WHAT YOU SHOULD DO => Keeping every character intact, repeat the whole listing.

DATA =>
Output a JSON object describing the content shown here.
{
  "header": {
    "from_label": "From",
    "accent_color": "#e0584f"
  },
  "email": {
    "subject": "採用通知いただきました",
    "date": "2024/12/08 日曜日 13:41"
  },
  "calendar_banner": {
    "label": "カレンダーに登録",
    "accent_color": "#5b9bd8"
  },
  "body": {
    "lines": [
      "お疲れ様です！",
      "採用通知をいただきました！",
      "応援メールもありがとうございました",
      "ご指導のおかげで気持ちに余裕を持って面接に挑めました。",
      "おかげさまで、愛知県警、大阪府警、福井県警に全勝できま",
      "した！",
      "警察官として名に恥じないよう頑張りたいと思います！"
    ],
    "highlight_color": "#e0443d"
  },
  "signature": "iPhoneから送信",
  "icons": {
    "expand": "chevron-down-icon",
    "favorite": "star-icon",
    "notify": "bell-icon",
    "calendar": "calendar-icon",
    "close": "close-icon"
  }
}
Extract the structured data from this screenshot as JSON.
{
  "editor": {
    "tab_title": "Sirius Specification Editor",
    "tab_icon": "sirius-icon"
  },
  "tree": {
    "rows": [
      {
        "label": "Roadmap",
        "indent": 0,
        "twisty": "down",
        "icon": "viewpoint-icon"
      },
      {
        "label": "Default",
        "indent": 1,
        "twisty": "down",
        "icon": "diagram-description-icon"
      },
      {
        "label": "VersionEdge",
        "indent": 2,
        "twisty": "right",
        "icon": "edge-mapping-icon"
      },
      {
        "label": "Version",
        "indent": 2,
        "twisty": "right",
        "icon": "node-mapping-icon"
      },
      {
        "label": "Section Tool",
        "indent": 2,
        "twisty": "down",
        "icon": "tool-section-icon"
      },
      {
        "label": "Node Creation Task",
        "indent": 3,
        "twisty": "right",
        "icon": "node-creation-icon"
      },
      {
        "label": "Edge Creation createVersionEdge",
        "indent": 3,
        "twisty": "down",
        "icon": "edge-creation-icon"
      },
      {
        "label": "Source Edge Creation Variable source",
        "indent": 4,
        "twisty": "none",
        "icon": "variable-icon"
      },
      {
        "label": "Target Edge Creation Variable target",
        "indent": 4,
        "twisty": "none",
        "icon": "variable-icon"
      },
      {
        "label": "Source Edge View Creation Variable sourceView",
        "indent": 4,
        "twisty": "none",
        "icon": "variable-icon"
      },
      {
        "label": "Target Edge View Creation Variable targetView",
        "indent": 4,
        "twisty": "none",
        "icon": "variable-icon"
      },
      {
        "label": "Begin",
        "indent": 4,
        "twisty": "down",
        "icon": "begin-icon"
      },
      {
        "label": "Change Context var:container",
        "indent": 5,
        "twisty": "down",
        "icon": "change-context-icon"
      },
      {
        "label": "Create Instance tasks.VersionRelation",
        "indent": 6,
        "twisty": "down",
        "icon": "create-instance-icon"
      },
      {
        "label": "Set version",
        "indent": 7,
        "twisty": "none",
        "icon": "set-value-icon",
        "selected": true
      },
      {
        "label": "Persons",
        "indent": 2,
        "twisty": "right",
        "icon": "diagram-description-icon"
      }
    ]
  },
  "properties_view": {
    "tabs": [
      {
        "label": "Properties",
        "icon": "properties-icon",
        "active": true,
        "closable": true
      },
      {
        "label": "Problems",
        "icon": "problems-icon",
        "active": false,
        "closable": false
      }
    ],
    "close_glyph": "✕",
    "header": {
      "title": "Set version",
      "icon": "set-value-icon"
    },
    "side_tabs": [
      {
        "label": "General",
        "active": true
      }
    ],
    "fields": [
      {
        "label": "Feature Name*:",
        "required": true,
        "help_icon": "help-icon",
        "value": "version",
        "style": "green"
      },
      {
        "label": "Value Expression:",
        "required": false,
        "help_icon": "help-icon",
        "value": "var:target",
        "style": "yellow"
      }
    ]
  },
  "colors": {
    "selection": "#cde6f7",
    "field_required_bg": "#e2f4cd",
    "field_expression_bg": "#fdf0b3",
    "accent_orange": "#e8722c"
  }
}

RESULT OF THIS EXERCISE =>
Output a JSON object describing the content shown here.
{
  "header": {
    "from_label": "From",
    "accent_color": "#e0584f"
  },
  "email": {
    "subject": "採用通知いただきました",
    "date": "2024/12/08 日曜日 13:41"
  },
  "calendar_banner": {
    "label": "カレンダーに登録",
    "accent_color": "#5b9bd8"
  },
  "body": {
    "lines": [
      "お疲れ様です！",
      "採用通知をいただきました！",
      "応援メールもありがとうございました",
      "ご指導のおかげで気持ちに余裕を持って面接に挑めました。",
      "おかげさまで、愛知県警、大阪府警、福井県警に全勝できま",
      "した！",
      "警察官として名に恥じないよう頑張りたいと思います！"
    ],
    "highlight_color": "#e0443d"
  },
  "signature": "iPhoneから送信",
  "icons": {
    "expand": "chevron-down-icon",
    "favorite": "star-icon",
    "notify": "bell-icon",
    "calendar": "calendar-icon",
    "close": "close-icon"
  }
}
Extract the structured data from this screenshot as JSON.
{
  "editor": {
    "tab_title": "Sirius Specification Editor",
    "tab_icon": "sirius-icon"
  },
  "tree": {
    "rows": [
      {
        "label": "Roadmap",
        "indent": 0,
        "twisty": "down",
        "icon": "viewpoint-icon"
      },
      {
        "label": "Default",
        "indent": 1,
        "twisty": "down",
        "icon": "diagram-description-icon"
      },
      {
        "label": "VersionEdge",
        "indent": 2,
        "twisty": "right",
        "icon": "edge-mapping-icon"
      },
      {
        "label": "Version",
        "indent": 2,
        "twisty": "right",
        "icon": "node-mapping-icon"
      },
      {
        "label": "Section Tool",
        "indent": 2,
        "twisty": "down",
        "icon": "tool-section-icon"
      },
      {
        "label": "Node Creation Task",
        "indent": 3,
        "twisty": "right",
        "icon": "node-creation-icon"
      },
      {
        "label": "Edge Creation createVersionEdge",
        "indent": 3,
        "twisty": "down",
        "icon": "edge-creation-icon"
      },
      {
        "label": "Source Edge Creation Variable source",
        "indent": 4,
        "twisty": "none",
        "icon": "variable-icon"
      },
      {
        "label": "Target Edge Creation Variable target",
        "indent": 4,
        "twisty": "none",
        "icon": "variable-icon"
      },
      {
        "label": "Source Edge View Creation Variable sourceView",
        "indent": 4,
        "twisty": "none",
        "icon": "variable-icon"
      },
      {
        "label": "Target Edge View Creation Variable targetView",
        "indent": 4,
        "twisty": "none",
        "icon": "variable-icon"
      },
      {
        "label": "Begin",
        "indent": 4,
        "twisty": "down",
        "icon": "begin-icon"
      },
      {
        "label": "Change Context var:container",
        "indent": 5,
        "twisty": "down",
        "icon": "change-context-icon"
      },
      {
        "label": "Create Instance tasks.VersionRelation",
        "indent": 6,
        "twisty": "down",
        "icon": "create-instance-icon"
      },
      {
        "label": "Set version",
        "indent": 7,
        "twisty": "none",
        "icon": "set-value-icon",
        "selected": true
      },
      {
        "label": "Persons",
        "indent": 2,
        "twisty": "right",
        "icon": "diagram-description-icon"
      }
    ]
  },
  "properties_view": {
    "tabs": [
      {
        "label": "Properties",
        "icon": "properties-icon",
        "active": true,
        "closable": true
      },
      {
        "label": "Problems",
        "icon": "problems-icon",
        "active": false,
        "closable": false
      }
    ],
    "close_glyph": "✕",
    "header": {
      "title": "Set version",
      "icon": "set-value-icon"
    },
    "side_tabs": [
      {
        "label": "General",
        "active": true
      }
    ],
    "fields": [
      {
        "label": "Feature Name*:",
        "required": true,
        "help_icon": "help-icon",
        "value": "version",
        "style": "green"
      },
      {
        "label": "Value Expression:",
        "required": false,
        "help_icon": "help-icon",
        "value": "var:target",
        "style": "yellow"
      }
    ]
  },
  "colors": {
    "selection": "#cde6f7",
    "field_required_bg": "#e2f4cd",
    "field_expression_bg": "#fdf0b3",
    "accent_orange": "#e8722c"
  }
}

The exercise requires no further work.